Not long ago, these brands thought they’d arrived.
They were kings of the hill.
- MySpace totally dominated social networking.
- Blockbuster video owned home video entertainment.
- Nokia was the world’s leading mobile phone brand.
- And Internet Explorer had 94% of the web browser market.
Here’s what this means to you and your business, as you navigate the coming year.
Business success is a journey
Small and medium-sized businesses are at even greater risk of this threat.
It happens when a business grows to the point where the owner gets comfortable, stops steering wisely and starts to coast. Decisions are made on autopilot.

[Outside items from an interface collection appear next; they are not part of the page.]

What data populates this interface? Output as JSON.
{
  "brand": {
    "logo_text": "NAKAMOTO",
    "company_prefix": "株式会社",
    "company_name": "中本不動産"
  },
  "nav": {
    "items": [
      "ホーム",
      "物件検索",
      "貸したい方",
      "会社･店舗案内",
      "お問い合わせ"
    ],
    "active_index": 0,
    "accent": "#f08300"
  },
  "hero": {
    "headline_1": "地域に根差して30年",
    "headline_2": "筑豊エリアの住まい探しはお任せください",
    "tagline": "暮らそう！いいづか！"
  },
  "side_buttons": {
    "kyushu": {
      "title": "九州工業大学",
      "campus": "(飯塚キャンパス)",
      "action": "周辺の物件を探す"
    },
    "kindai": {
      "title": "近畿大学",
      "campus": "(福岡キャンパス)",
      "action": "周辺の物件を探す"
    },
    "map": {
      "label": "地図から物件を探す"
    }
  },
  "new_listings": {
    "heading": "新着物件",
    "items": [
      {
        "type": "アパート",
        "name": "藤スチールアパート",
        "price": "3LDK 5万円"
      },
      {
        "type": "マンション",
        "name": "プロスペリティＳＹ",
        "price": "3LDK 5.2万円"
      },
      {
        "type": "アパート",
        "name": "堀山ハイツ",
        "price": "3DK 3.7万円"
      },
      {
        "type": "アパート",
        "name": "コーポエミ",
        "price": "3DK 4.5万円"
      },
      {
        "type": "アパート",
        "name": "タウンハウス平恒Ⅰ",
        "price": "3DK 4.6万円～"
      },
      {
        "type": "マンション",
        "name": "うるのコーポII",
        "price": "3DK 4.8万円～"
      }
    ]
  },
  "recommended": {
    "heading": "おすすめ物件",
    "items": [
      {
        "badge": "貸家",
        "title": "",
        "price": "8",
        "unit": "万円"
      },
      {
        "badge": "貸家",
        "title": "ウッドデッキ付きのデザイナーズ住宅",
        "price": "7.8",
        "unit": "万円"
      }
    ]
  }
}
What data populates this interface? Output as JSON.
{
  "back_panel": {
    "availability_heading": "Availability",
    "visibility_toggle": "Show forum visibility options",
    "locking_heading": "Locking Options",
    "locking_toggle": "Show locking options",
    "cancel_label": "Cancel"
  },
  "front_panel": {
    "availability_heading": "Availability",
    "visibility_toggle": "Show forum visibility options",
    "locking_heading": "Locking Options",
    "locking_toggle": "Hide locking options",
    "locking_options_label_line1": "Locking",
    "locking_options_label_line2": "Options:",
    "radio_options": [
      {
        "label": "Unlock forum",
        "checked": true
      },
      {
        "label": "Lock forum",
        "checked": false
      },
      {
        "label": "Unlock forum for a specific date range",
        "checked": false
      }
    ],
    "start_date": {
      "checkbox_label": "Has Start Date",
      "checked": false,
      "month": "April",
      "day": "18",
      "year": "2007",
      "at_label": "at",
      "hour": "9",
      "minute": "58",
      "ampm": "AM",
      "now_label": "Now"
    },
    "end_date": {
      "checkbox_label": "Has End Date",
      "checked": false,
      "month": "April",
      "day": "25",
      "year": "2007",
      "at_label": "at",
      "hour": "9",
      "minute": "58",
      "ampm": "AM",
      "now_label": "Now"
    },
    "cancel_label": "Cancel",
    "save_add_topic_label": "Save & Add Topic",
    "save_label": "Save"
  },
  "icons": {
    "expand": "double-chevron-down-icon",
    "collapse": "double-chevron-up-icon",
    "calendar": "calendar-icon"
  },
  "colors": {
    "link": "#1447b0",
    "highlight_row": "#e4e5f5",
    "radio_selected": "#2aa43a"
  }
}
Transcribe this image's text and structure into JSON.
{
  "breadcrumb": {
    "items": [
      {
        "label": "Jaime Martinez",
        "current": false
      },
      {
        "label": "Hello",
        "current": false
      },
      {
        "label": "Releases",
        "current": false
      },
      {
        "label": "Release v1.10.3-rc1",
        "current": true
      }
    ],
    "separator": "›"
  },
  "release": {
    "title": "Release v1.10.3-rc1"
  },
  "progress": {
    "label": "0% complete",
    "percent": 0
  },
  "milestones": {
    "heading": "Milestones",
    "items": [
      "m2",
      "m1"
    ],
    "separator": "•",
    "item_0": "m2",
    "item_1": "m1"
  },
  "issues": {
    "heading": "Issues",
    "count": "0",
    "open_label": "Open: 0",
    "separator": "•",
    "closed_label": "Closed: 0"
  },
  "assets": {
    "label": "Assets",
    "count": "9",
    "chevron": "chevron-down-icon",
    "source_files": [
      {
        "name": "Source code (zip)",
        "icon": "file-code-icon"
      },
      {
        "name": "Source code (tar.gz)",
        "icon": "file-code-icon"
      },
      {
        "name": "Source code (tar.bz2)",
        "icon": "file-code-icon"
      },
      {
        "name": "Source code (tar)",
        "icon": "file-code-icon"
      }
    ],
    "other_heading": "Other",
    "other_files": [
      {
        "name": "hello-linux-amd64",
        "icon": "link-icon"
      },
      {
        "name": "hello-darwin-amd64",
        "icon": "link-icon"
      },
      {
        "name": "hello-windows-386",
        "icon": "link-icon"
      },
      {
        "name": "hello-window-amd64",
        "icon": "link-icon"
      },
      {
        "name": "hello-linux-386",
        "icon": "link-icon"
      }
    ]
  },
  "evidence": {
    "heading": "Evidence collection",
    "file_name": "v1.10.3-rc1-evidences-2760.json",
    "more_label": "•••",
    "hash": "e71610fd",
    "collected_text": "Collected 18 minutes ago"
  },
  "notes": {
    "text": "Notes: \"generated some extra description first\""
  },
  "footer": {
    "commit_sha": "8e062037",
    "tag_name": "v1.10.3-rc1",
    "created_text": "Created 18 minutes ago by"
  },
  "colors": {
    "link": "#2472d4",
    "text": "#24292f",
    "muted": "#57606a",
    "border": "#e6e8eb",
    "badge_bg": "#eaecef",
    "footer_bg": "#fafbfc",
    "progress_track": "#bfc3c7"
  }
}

The hunger for success, when replaced with contentment, causes a business to plateau. And a business that plateaus soon becomes irrelevant, as their marketplace continues to move forward. The business becomes a dot in the rear view mirror. Growth is sluggish and unpredictable. They work hard, yet spin their wheels.
Here’s how to avoid this happening to you.
The art of steering your business successfully
The art of steering a business successfully, begins with accepting that you’re on a journey. And that your task is to navigate your business through the opportunities and threats ahead.
Remember: Even if you want your revenues and profits to remain the same, you still have to develop your business to account for lost clients / customers or new competitors eating into your market share, etc.
Here are a couple of suggestions.
Learn to identify the danger signs. This might include: Too many months or quarters of weak growth. Too long a gap since you last introduced a new product or service to your portfolio. Too few referrals. Too little awareness of new competitors or new trends.
Learn to spot genuine opportunities. This might include: Identifying gaps in your market. Finding ways to increase the value of your service. The introduction of new products for your existing clients. Seeking out new markets for your existing products. Improving your overall marketing strategy.
My first business mentor used to say that the reason so many businesses fail, is that failure is incredibly subtle. It’s seldom the result of one cataclysmic event or decision, but lots of small, daily errors repeated.
The way to avoid this is to grab the wheel of your business and embrace the art of steering. Fire your autopilot and take control.